- [WHAT YOU HAVE TO DO]:
From the records, report how many lines hold the word "true", with the number as the sole reply.

- [DATA FOR THIS EXERCISE]:
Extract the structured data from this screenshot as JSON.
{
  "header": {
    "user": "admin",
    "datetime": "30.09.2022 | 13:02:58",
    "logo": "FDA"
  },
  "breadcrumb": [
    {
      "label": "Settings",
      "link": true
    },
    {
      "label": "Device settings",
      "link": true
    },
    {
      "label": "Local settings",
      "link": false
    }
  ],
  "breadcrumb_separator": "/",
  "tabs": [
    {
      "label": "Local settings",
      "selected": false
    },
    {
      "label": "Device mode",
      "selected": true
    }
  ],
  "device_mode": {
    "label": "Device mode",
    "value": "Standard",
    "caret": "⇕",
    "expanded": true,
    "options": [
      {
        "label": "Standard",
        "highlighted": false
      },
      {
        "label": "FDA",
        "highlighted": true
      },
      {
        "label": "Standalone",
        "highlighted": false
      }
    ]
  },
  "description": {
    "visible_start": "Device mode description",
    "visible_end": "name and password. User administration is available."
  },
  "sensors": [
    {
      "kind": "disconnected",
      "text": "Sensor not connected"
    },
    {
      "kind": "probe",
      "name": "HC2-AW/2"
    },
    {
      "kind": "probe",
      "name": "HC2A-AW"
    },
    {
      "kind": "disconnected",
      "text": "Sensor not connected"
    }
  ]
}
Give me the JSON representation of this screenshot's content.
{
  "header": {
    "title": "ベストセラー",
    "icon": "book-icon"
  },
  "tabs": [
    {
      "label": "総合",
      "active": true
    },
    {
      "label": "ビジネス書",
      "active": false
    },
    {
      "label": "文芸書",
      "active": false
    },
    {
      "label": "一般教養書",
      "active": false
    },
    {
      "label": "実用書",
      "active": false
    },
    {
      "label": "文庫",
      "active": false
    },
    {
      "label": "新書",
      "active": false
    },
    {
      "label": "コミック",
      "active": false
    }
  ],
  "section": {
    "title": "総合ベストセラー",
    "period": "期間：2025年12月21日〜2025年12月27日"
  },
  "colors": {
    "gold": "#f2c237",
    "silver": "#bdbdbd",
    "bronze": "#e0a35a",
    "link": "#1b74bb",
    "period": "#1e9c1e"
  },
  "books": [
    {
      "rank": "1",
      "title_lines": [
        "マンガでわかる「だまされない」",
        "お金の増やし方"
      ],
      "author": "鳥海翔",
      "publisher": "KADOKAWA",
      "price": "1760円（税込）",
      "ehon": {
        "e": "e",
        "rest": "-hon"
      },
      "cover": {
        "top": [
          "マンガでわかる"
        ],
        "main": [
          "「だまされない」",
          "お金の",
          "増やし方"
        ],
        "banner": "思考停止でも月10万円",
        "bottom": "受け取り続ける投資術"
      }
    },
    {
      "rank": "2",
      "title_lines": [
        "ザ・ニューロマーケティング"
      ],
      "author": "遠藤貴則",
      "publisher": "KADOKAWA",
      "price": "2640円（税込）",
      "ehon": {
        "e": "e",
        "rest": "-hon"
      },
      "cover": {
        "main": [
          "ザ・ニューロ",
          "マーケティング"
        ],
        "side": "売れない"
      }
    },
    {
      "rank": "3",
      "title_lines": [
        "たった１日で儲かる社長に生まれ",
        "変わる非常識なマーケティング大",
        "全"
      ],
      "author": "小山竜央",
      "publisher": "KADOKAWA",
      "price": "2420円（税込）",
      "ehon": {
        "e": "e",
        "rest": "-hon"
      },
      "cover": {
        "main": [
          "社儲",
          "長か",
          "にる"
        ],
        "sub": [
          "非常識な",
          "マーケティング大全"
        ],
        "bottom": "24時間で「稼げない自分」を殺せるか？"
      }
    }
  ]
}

- [RESPONSE TO THIS TASK]:
6